1999 / 10月
Communist forces are repulsed at Kinmen, giving Taiwan a respite from the mainland threat.
The government announces the Emergency Provisions for the Period of Suppression of the Rebellion and declares martial law.
Rent reductions for tenant farmers are enforced.
(Mar) Chiang Kai-shek reassumes the presidency after a brief "retirement." The Korean War begins; the US resumes aid to Taiwan.
Local self-government begins; the island is divided into 5 cities and 16 counties, and local elections are held.
The "land to the tiller" policy is implemented.
Mainland China lays siege to Kinmen, sparking the "August 23 Artillery Duel."
With the holding of "supplementary elections," Taiwanese are given their first limited access to central govern- ment authority.
(Apr) The Tiaoyutai Incident.

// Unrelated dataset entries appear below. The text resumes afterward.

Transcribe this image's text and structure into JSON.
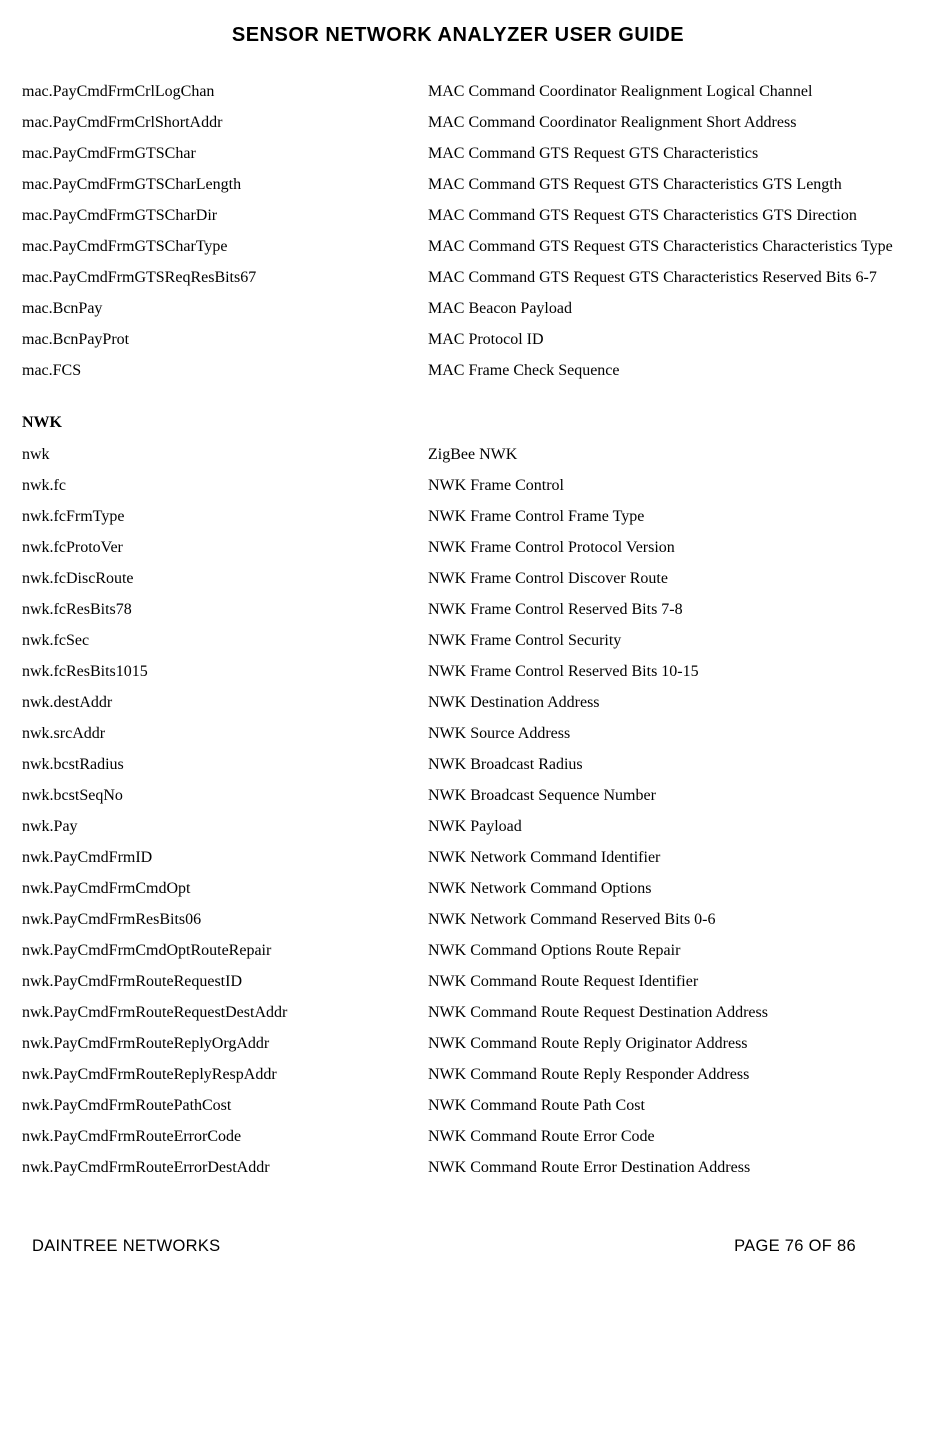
{
  "title": "SENSOR NETWORK ANALYZER USER GUIDE",
  "mac_rows": [
    {
      "key": "mac.PayCmdFrmCrlLogChan",
      "desc": "MAC Command Coordinator Realignment Logical Channel"
    },
    {
      "key": "mac.PayCmdFrmCrlShortAddr",
      "desc": "MAC Command Coordinator Realignment Short Address"
    },
    {
      "key": "mac.PayCmdFrmGTSChar",
      "desc": "MAC Command GTS Request GTS Characteristics"
    },
    {
      "key": "mac.PayCmdFrmGTSCharLength",
      "desc": "MAC Command GTS Request GTS Characteristics GTS Length"
    },
    {
      "key": "mac.PayCmdFrmGTSCharDir",
      "desc": "MAC Command GTS Request GTS Characteristics GTS Direction"
    },
    {
      "key": "mac.PayCmdFrmGTSCharType",
      "desc": "MAC Command GTS Request GTS Characteristics Characteristics Type"
    },
    {
      "key": "mac.PayCmdFrmGTSReqResBits67",
      "desc": "MAC Command GTS Request GTS Characteristics Reserved Bits 6-7"
    },
    {
      "key": "mac.BcnPay",
      "desc": "MAC Beacon Payload"
    },
    {
      "key": "mac.BcnPayProt",
      "desc": "MAC Protocol ID"
    },
    {
      "key": "mac.FCS",
      "desc": "MAC Frame Check Sequence"
    }
  ],
  "nwk_heading": "NWK",
  "nwk_rows": [
    {
      "key": "nwk",
      "desc": "ZigBee NWK"
    },
    {
      "key": "nwk.fc",
      "desc": "NWK Frame Control"
    },
    {
      "key": "nwk.fcFrmType",
      "desc": "NWK Frame Control Frame Type"
    },
    {
      "key": "nwk.fcProtoVer",
      "desc": "NWK Frame Control Protocol Version"
    },
    {
      "key": "nwk.fcDiscRoute",
      "desc": "NWK Frame Control Discover Route"
    },
    {
      "key": "nwk.fcResBits78",
      "desc": "NWK Frame Control Reserved Bits 7-8"
    },
    {
      "key": "nwk.fcSec",
      "desc": "NWK Frame Control Security"
    },
    {
      "key": "nwk.fcResBits1015",
      "desc": "NWK Frame Control Reserved Bits 10-15"
    },
    {
      "key": "nwk.destAddr",
      "desc": "NWK Destination Address"
    },
    {
      "key": "nwk.srcAddr",
      "desc": "NWK Source Address"
    },
    {
      "key": "nwk.bcstRadius",
      "desc": "NWK Broadcast Radius"
    },
    {
      "key": "nwk.bcstSeqNo",
      "desc": "NWK Broadcast Sequence Number"
    },
    {
      "key": "nwk.Pay",
      "desc": "NWK Payload"
    },
    {
      "key": "nwk.PayCmdFrmID",
      "desc": "NWK Network Command Identifier"
    },
    {
      "key": "nwk.PayCmdFrmCmdOpt",
      "desc": "NWK Network Command Options"
    },
    {
      "key": "nwk.PayCmdFrmResBits06",
      "desc": "NWK Network Command Reserved Bits 0-6"
    },
    {
      "key": "nwk.PayCmdFrmCmdOptRouteRepair",
      "desc": "NWK Command Options Route Repair"
    },
    {
      "key": "nwk.PayCmdFrmRouteRequestID",
      "desc": "NWK Command Route Request Identifier"
    },
    {
      "key": "nwk.PayCmdFrmRouteRequestDestAddr",
      "desc": "NWK Command Route Request Destination Address"
    },
    {
      "key": "nwk.PayCmdFrmRouteReplyOrgAddr",
      "desc": "NWK Command Route Reply Originator Address"
    },
    {
      "key": "nwk.PayCmdFrmRouteReplyRespAddr",
      "desc": "NWK Command Route Reply Responder Address"
    },
    {
      "key": "nwk.PayCmdFrmRoutePathCost",
      "desc": "NWK Command Route Path Cost"
    },
    {
      "key": "nwk.PayCmdFrmRouteErrorCode",
      "desc": "NWK Command Route Error Code"
    },
    {
      "key": "nwk.PayCmdFrmRouteErrorDestAddr",
      "desc": "NWK Command Route Error Destination Address"
    }
  ],
  "footer": {
    "left": "DAINTREE NETWORKS",
    "right": "PAGE 76 OF 86"
  }
}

(Oct) The ROC leaves the United Nations.
(Feb) Nixon visits the PRC; the Shanghai Communique is released.
(Sep) Japan breaks relations with the ROC
Chiang Kai-shek dies (he is succeeded by his vice-president, Yen Chia-kan).
The Chungli Incident; this is today widely seen as marking the rise of a serious opposition movement.
(Jan) The US announces intention to break relations with the ROC.
(Dec) The Kaohsiung Incident (a.k.a. the Formosa Incident or Meilitao Incident).
Founding of the Democratic Progres- sive Party.
(Jul) Martial law is formally lifted.
(Nov) New policy allows people to travel to mainland China.
(Jan) Ban on new newspapers is formally lifted.
President Chiang Ching-kuo dies; he is succeeded by vice-president Lee Teng- hui.
Number of formal diplomatic partners falls to all-time low at 22.
(May) The Period of Mobilization for Suppression of the Rebellion is terminated; sedition laws are eliminated.
(Dec) First election for National Assembly since 1947; KMT wins nearly 80% of the seats.
National Assembly amends constitu- ion to allow for direct popular election of the president.
(Apr) The Koo-Wang summit in Singapore breaks the ice in Taiwan-mainland relations.
(Aug) The New Party is founded, initiating an era of three-party politics.
(Dec) Direct elections for previously appointive positions of Taiwan governor, Taipei mayor, and Kaohsiung mayor.
(Feb) Lee Teng-hui, in his capacity as national leader, formally apologizes for the February 28 (1947) Incident.
(Jun) Lee Teng-hui visits Cornell University in the US, sparking tension in Taiwan- mainland relations.
(Mar) Amidst Communist Chinese missile tests meant to intimidate Taiwan, the first ever direct popular election for the presidency is held; Lee Teng-hui wins with 54% of the vote.
(Dec) The National Development Conference is held; agreement is reached to "freeze" the provincial government.
(Dec) Ground is broken for the Green Island Human Rights Monument.
(Jul) Lee Teng-hui proposes the "two- states" formula; again cross-strait tensions rise.